Aerial view of Bicske Castle

From 1596 onward, Bicske belonged to the Ottoman Empire.

Count Ádám Batthyány bought the land in 1642. The Batthyány family built a castle in 1754-1755, and made it their residence. The Batthyány family also built an observatory and a little castle (Hegyi-kastély) for the astronomers. During the Batthyány era, the village, which had been destroyed by the Turks, became a prosperous town. From 1688 to 1877, it was the chief town of the district.

A Jewish community developed in Bickse during the 18th century; most of its members were associated with the Neolog or Reform Judaism movement. They bult a synagogue and a school, which was open to both Christian and Jewish students. [2] By the 19th century Bicske was a well-developed market town and cultural centre. From 1877 to 1946 it belonged to the district of Vál.

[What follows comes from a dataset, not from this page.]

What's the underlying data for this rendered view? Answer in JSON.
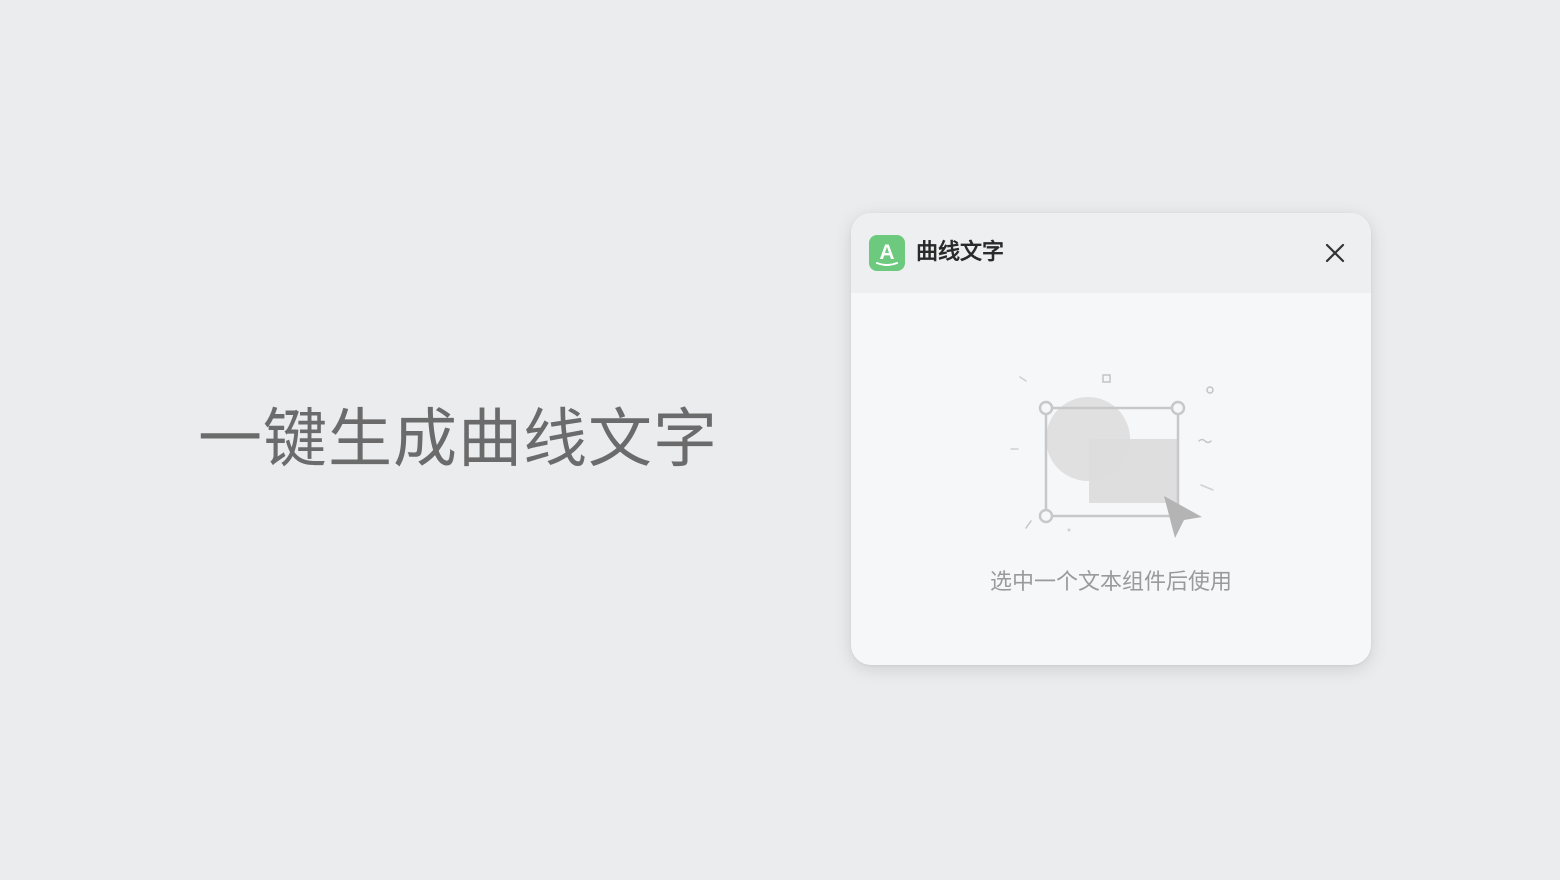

After World War I, an era known as "The White Terror," lasting from 1919 - 1921, saw the Jewish community of Bikse under attack by Christians, as homes were looted and citizens were murdered.[2]

In 1940, during World War II, Jewish farms and shops were confiscated and nationalized and able-bodied Jewish men were sent to the Ukraine to work in the mines. In May 1940, a ghetto was erected in Bickse and Jews from neighboring towns were brought there for confinement. In June 1940, the ghetto was liquidated and its entire Jewish population was sent to the Komarom ghetto and, that same month, to Auschwitz concentration camp for extermination. The town's synagogue was completely destroyed.[2]

Bicske was captured on 24 December 1944 by Soviet troops of the 3rd Ukrainian Front in the course of the Budapest Offensive. On the night of 4 January 1945 the German Nazi 5th SS Panzer Regiment, under the command of Fritz Darges, advanced towards Bicske but was stopped by the 41st Guards Rifle Division of the Soviet 4th Guards Army. The Germans retreated, but destroyed more than thirty Soviet tanks during the battle.[3]

In 1947 Bickse became independent.

There were 12,000 inhabitants in 1986.

Main sights[edit]

  • Roman Catholic Church (18th century) with a Maulbertsch panel painting
  • Batthyany Castle (built in 1754-1755)
  • In the center of the town are excavated ruins of a temple with several tombs, dating from the 15th century
  • Ruins of the Observatory and the astronomers' castle

Twin towns — sister cities[edit]

Bicske is twinned with:


  1. ^ Bicske, KSH
  2. ^ a b c Beit Hatfutsot Jewish Genealogy Databases
  3. ^ Mitcham, Samuel W (2007). The German Defeat in the East, 1944–45. Mechanicsburg, PA: Stackpole Books. ISBN 978-0-8117-3371-7.

External links[edit]